● **Problem requirements**
The records appear below. Report how many of their lines contain the word "Dokumentum", giving the number alone.

● **Source records**
┄┄┄┄┄┄┄┄┄┄

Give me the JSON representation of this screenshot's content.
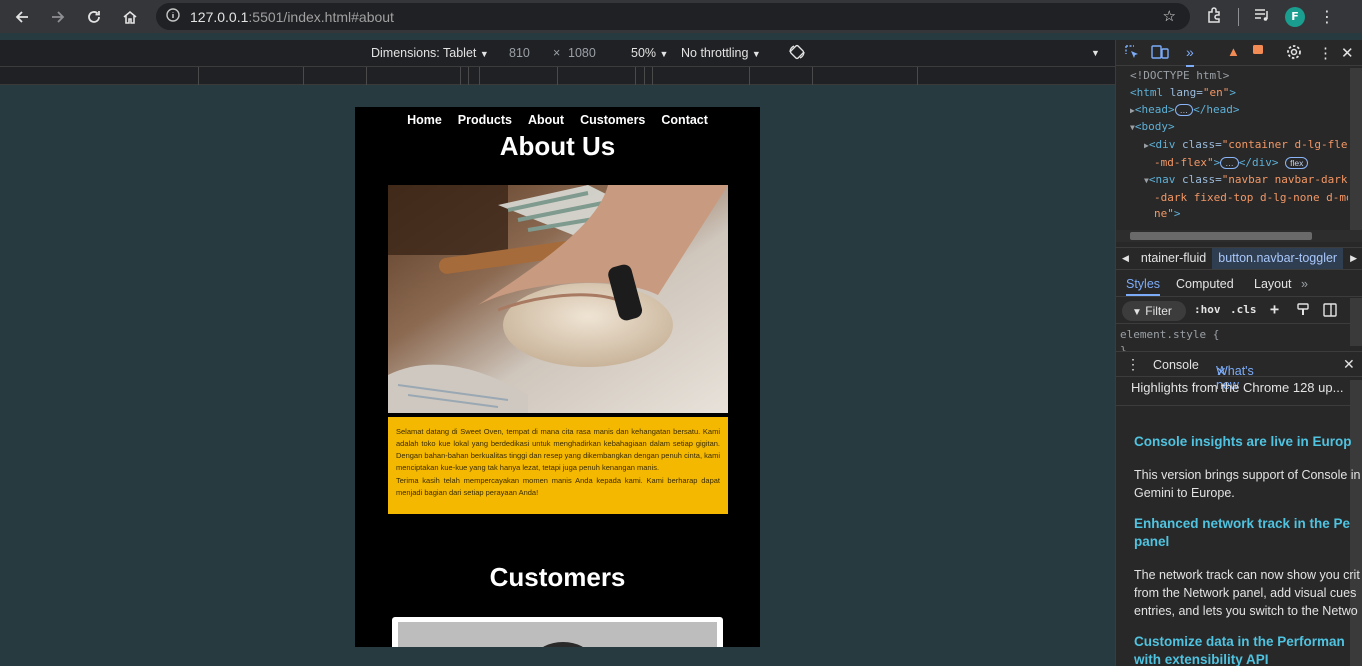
{
  "browser": {
    "url_host": "127.0.0.1",
    "url_path": ":5501/index.html#about",
    "profile_initial": "F",
    "icons": [
      "back-icon",
      "forward-icon",
      "reload-icon",
      "home-icon",
      "site-info-icon",
      "bookmark-star-icon",
      "extensions-icon",
      "media-icon",
      "profile-avatar"
    ]
  },
  "device_toolbar": {
    "dimensions_label": "Dimensions: Tablet",
    "width": "810",
    "times": "×",
    "height": "1080",
    "zoom": "50%",
    "throttling": "No throttling"
  },
  "site": {
    "nav": [
      "Home",
      "Products",
      "About",
      "Customers",
      "Contact"
    ],
    "about_title": "About Us",
    "about_p1": "Selamat datang di Sweet Oven, tempat di mana cita rasa manis dan kehangatan bersatu. Kami adalah toko kue lokal yang berdedikasi untuk menghadirkan kebahagiaan dalam setiap gigitan. Dengan bahan-bahan berkualitas tinggi dan resep yang dikembangkan dengan penuh cinta, kami menciptakan kue-kue yang tak hanya lezat, tetapi juga penuh kenangan manis.",
    "about_p2": "Terima kasih telah mempercayakan momen manis Anda kepada kami. Kami berharap dapat menjadi bagian dari setiap perayaan Anda!",
    "customers_title": "Customers",
    "accent": "#f5b800"
  },
  "devtools": {
    "elements": {
      "doctype": "<!DOCTYPE html>",
      "html_open": "<html",
      "html_attr": " lang=",
      "html_val": "\"en\"",
      "html_close": ">",
      "head": "<head>",
      "head_ellipsis": "…",
      "head_close": "</head>",
      "body": "<body>",
      "div_open": "<div",
      "div_attr": " class=",
      "div_val_1": "\"container d-lg-fle",
      "div_val_2": "-md-flex\"",
      "div_end": ">",
      "div_ellipsis": "…",
      "div_close": "</div>",
      "flex_badge": "flex",
      "nav_open": "<nav",
      "nav_attr": " class=",
      "nav_val_1": "\"navbar navbar-dark",
      "nav_val_2": "-dark fixed-top d-lg-none d-mo",
      "nav_val_3": "ne\"",
      "nav_end": ">"
    },
    "breadcrumbs": [
      "ntainer-fluid",
      "button.navbar-toggler"
    ],
    "style_tabs": [
      "Styles",
      "Computed",
      "Layout"
    ],
    "filter_label": "Filter",
    "hov": ":hov",
    "cls": ".cls",
    "element_style": "element.style {",
    "element_style_close": "}",
    "drawer_tabs": [
      "Console",
      "What's new"
    ],
    "whats_new_subtitle": "Highlights from the Chrome 128 up...",
    "h1": "Console insights are live in Europ",
    "p1a": "This version brings support of Console in",
    "p1b": "Gemini to Europe.",
    "h2a": "Enhanced network track in the Pe",
    "h2b": "panel",
    "p2a": "The network track can now show you crit",
    "p2b": "from the Network panel, add visual cues",
    "p2c": "entries, and lets you switch to the Netwo",
    "h3a": "Customize data in the Performan",
    "h3b": "with extensibility API"
  }
}
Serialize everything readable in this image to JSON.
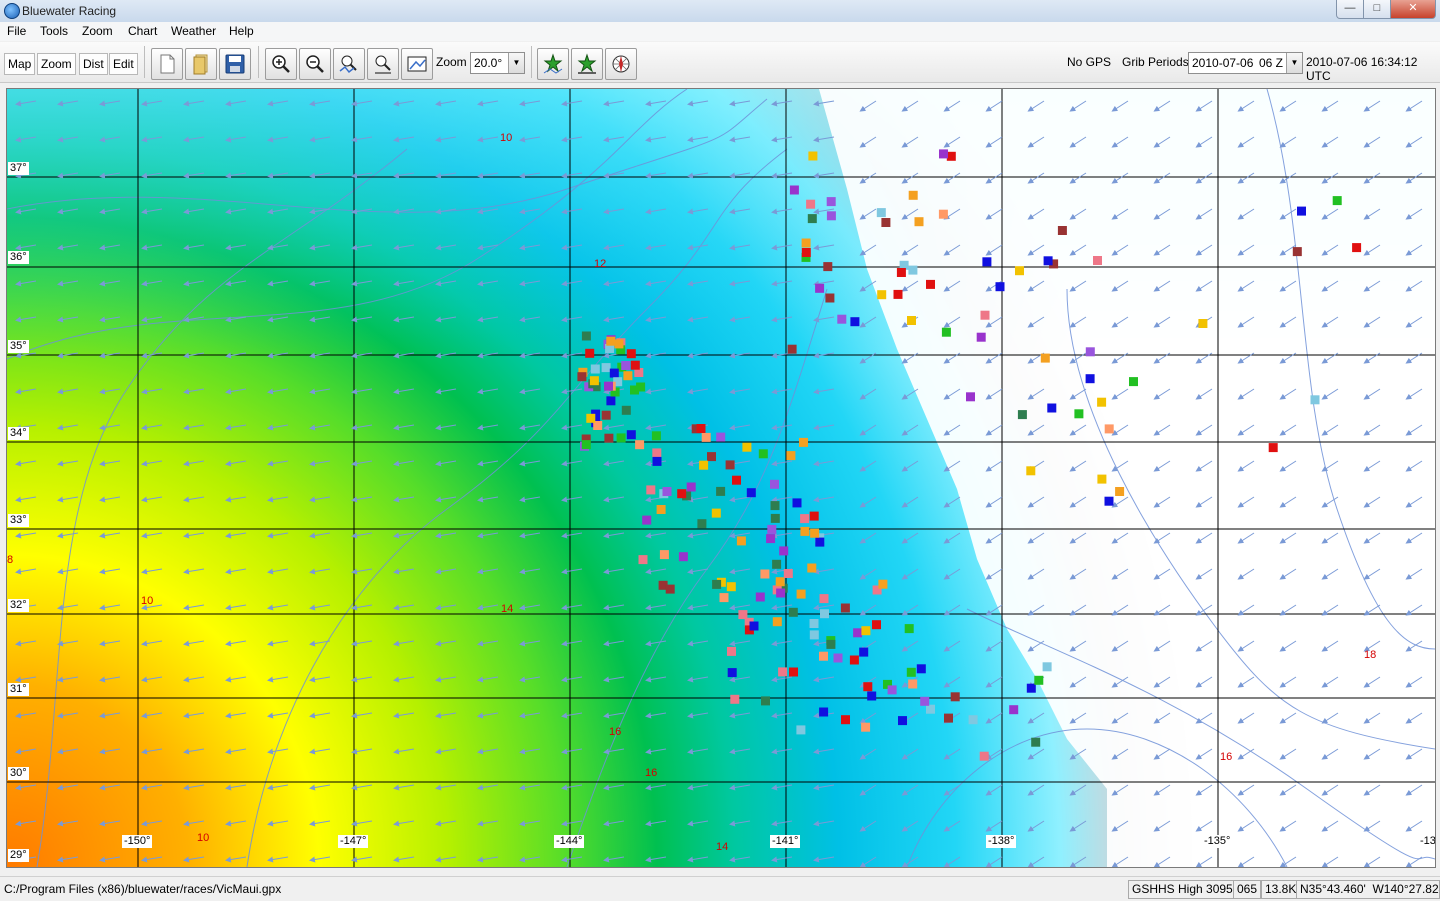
{
  "window": {
    "title": "Bluewater Racing"
  },
  "menu": [
    "File",
    "Tools",
    "Zoom",
    "Chart",
    "Weather",
    "Help"
  ],
  "toolbar": {
    "modes": [
      "Map",
      "Zoom",
      "Dist",
      "Edit"
    ],
    "zoom_label": "Zoom",
    "zoom_value": "20.0°",
    "gps_status": "No GPS",
    "grib_label": "Grib Periods",
    "grib_date": "2010-07-06",
    "grib_hour": "06 Z",
    "datetime": "2010-07-06 16:34:12 UTC",
    "icons": [
      "new-file-icon",
      "open-folder-icon",
      "save-disk-icon",
      "zoom-in-icon",
      "zoom-out-icon",
      "zoom-route-icon",
      "zoom-track-icon",
      "zoom-extent-icon",
      "add-waypoint-icon",
      "route-star-icon",
      "compass-rose-icon"
    ]
  },
  "map": {
    "lat_labels": [
      "37°",
      "36°",
      "35°",
      "34°",
      "33°",
      "32°",
      "31°",
      "30°",
      "29°"
    ],
    "lon_labels": [
      "-150°",
      "-147°",
      "-144°",
      "-141°",
      "-138°",
      "-135°",
      "-13"
    ],
    "contour_labels": [
      "10",
      "12",
      "14",
      "16",
      "16",
      "14",
      "10",
      "10",
      "16",
      "18",
      "8"
    ]
  },
  "status": {
    "path": "C:/Program Files (x86)/bluewater/races/VicMaui.gpx",
    "coastline": "GSHHS High 3095",
    "bearing": "065",
    "distance": "13.8K",
    "position": "N35°43.460'  W140°27.824'"
  }
}
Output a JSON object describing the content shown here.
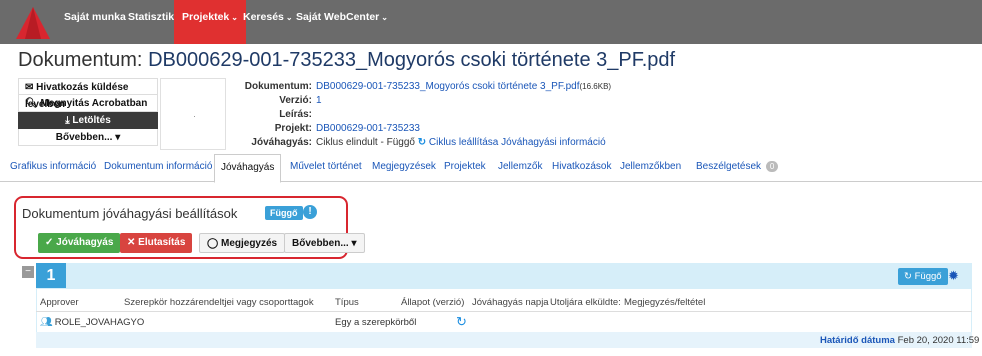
{
  "nav": {
    "items": [
      "Saját munka",
      "Statisztika",
      "Projektek",
      "Keresés",
      "Saját WebCenter"
    ],
    "active_index": 2
  },
  "document": {
    "title_prefix": "Dokumentum:",
    "title_name": "DB000629-001-735233_Mogyorós csoki története 3_PF.pdf"
  },
  "actions": {
    "send_reference": "Hivatkozás küldése levélben",
    "open_acrobat": "Megnyitás Acrobatban",
    "download": "Letöltés",
    "more": "Bővebben..."
  },
  "thumbnail": {
    "marker": "·"
  },
  "meta": {
    "document_label": "Dokumentum:",
    "document_value": "DB000629-001-735233_Mogyorós csoki története 3_PF.pdf",
    "document_size": "(16.6KB)",
    "version_label": "Verzió:",
    "version_value": "1",
    "description_label": "Leírás:",
    "project_label": "Projekt:",
    "project_value": "DB000629-001-735233",
    "approval_label": "Jóváhagyás:",
    "approval_status": "Ciklus elindult - Függő",
    "approval_stop": "Ciklus leállítása",
    "approval_info": "Jóváhagyási információ"
  },
  "tabs": [
    "Grafikus információ",
    "Dokumentum információ",
    "Jóváhagyás",
    "Művelet történet",
    "Megjegyzések",
    "Projektek",
    "Jellemzők",
    "Hivatkozások",
    "Jellemzőkben",
    "Beszélgetések"
  ],
  "tabs_active_index": 2,
  "discussions_count": "0",
  "approval_settings": {
    "title": "Dokumentum jóváhagyási beállítások",
    "status": "Függő",
    "approve": "Jóváhagyás",
    "reject": "Elutasítás",
    "comment": "Megjegyzés",
    "more": "Bővebben..."
  },
  "stage": {
    "number": "1",
    "status_button": "Függő",
    "columns": [
      "Approver",
      "Szerepkör hozzárendeltjei vagy csoporttagok",
      "Típus",
      "Állapot (verzió)",
      "Jóváhagyás napja",
      "Utoljára elküldte:",
      "Megjegyzés/feltétel"
    ],
    "rows": [
      {
        "approver": "ROLE_JOVAHAGYO",
        "type": "Egy a szerepkörből"
      }
    ],
    "deadline_label": "Határidő dátuma",
    "deadline_value": "Feb 20, 2020 11:59"
  },
  "colors": {
    "nav_bg": "#6b6b6b",
    "nav_active": "#e03030",
    "accent": "#3aa0d8",
    "link": "#1a56b8",
    "approve": "#4aa84a",
    "reject": "#d8443f",
    "highlight": "#d8262f"
  }
}
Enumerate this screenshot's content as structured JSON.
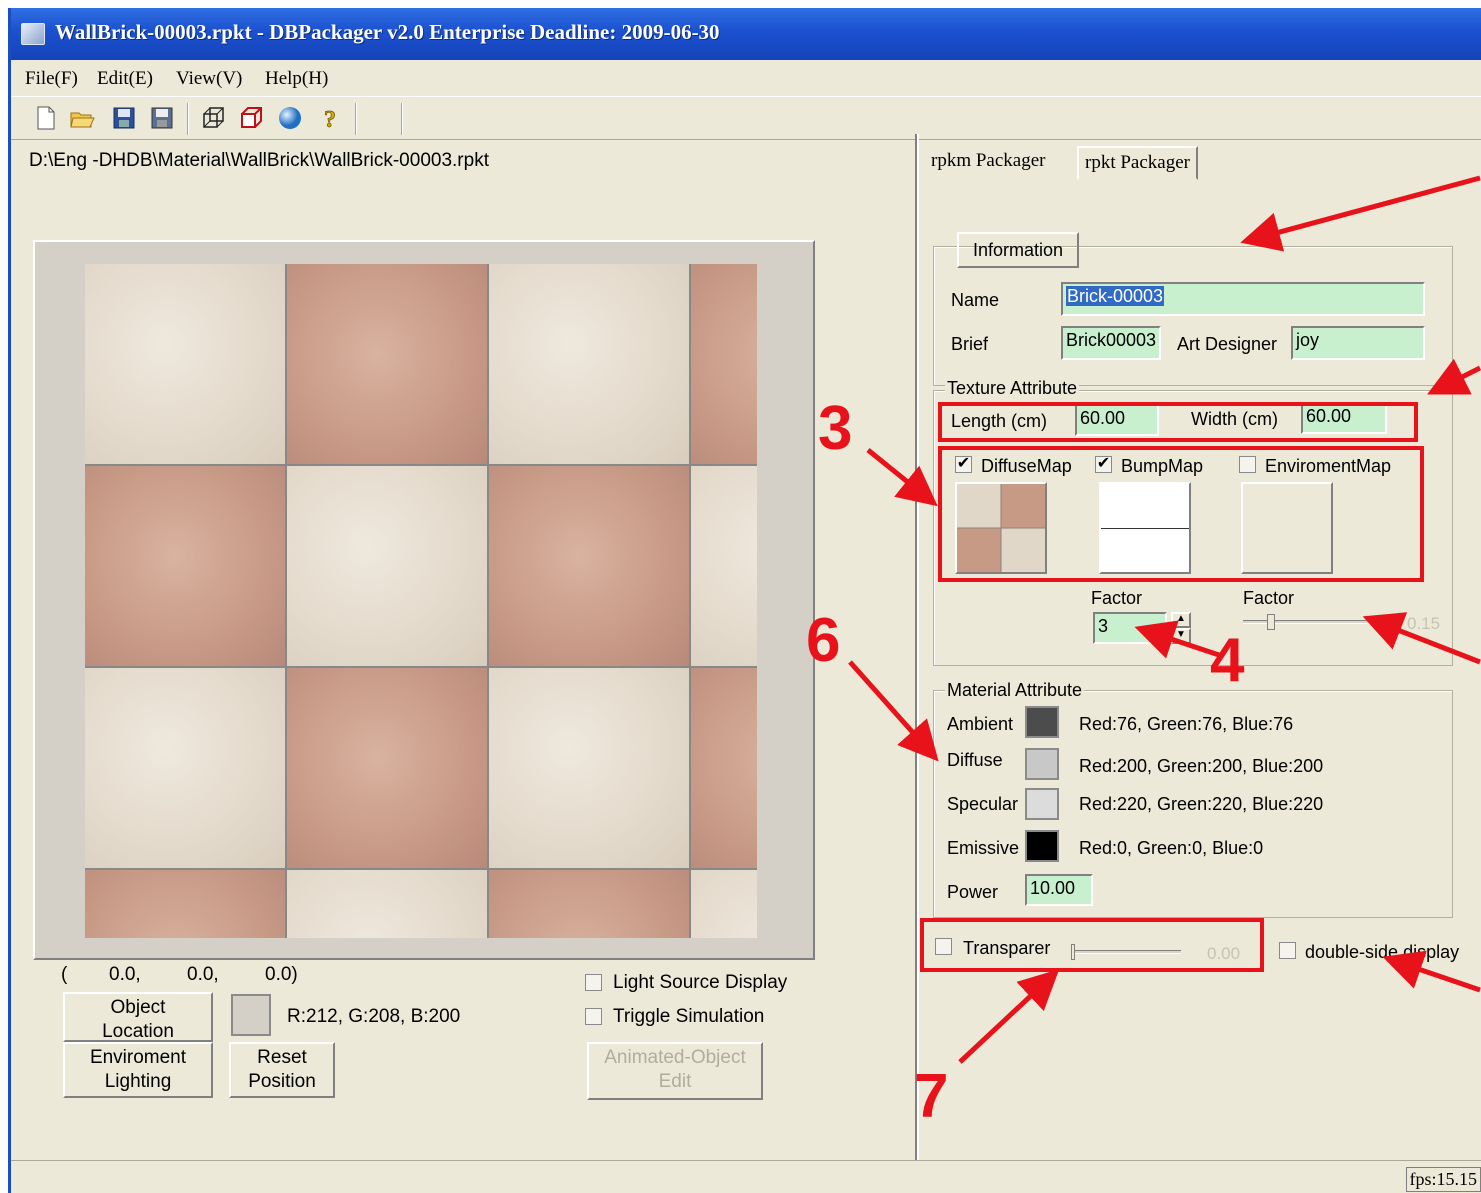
{
  "window": {
    "title": "WallBrick-00003.rpkt - DBPackager v2.0 Enterprise Deadline: 2009-06-30"
  },
  "menu": [
    {
      "label": "File(F)"
    },
    {
      "label": "Edit(E)"
    },
    {
      "label": "View(V)"
    },
    {
      "label": "Help(H)"
    }
  ],
  "toolbar": {
    "icons": [
      "new-file-icon",
      "open-folder-icon",
      "save-icon",
      "save-as-icon",
      "wireframe-icon",
      "cube-icon",
      "sphere-icon",
      "help-icon"
    ]
  },
  "left": {
    "path": "D:\\Eng -DHDB\\Material\\WallBrick\\WallBrick-00003.rpkt",
    "coords": {
      "open": "(",
      "x": "0.0,",
      "y": "0.0,",
      "z": "0.0)"
    },
    "object_location_l1": "Object",
    "object_location_l2": "Location",
    "env_lighting_l1": "Enviroment",
    "env_lighting_l2": "Lighting",
    "reset_l1": "Reset",
    "reset_l2": "Position",
    "rgb_readout": "R:212, G:208, B:200",
    "light_source_label": "Light Source Display",
    "triggle_label": "Triggle Simulation",
    "animated_l1": "Animated-Object",
    "animated_l2": "Edit"
  },
  "right": {
    "tabs": [
      {
        "label": "rpkm Packager"
      },
      {
        "label": "rpkt Packager"
      }
    ],
    "info_tab": "Information",
    "name_label": "Name",
    "name_value": "Brick-00003",
    "brief_label": "Brief",
    "brief_value": "Brick00003",
    "designer_label": "Art Designer",
    "designer_value": "joy",
    "texture_title": "Texture Attribute",
    "length_label": "Length (cm)",
    "length_value": "60.00",
    "width_label": "Width (cm)",
    "width_value": "60.00",
    "diffuse_map_label": "DiffuseMap",
    "diffuse_map_checked": true,
    "bump_map_label": "BumpMap",
    "bump_map_checked": true,
    "env_map_label": "EnviromentMap",
    "env_map_checked": false,
    "factor_label_1": "Factor",
    "factor_value_1": "3",
    "factor_label_2": "Factor",
    "factor_value_2": "0.15",
    "factor_level_2": 0.15,
    "material_title": "Material Attribute",
    "ambient_label": "Ambient",
    "ambient_color": "#4c4c4c",
    "ambient_values": "Red:76,  Green:76,  Blue:76",
    "diffuse_label": "Diffuse",
    "diffuse_color": "#c8c8c8",
    "diffuse_values": "Red:200,  Green:200,  Blue:200",
    "specular_label": "Specular",
    "specular_color": "#dcdcdc",
    "specular_values": "Red:220,  Green:220,  Blue:220",
    "emissive_label": "Emissive",
    "emissive_color": "#000000",
    "emissive_values": "Red:0,  Green:0,  Blue:0",
    "power_label": "Power",
    "power_value": "10.00",
    "transparent_label": "Transparer",
    "transparent_value": "0.00",
    "transparent_level": 0.0,
    "double_side_label": "double-side display"
  },
  "annotations": {
    "c3": "3",
    "c4": "4",
    "c6": "6",
    "c7": "7",
    "color": "#e8131a"
  },
  "status": {
    "fps": "fps:15.15"
  }
}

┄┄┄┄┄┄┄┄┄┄

● **Exercise result**
4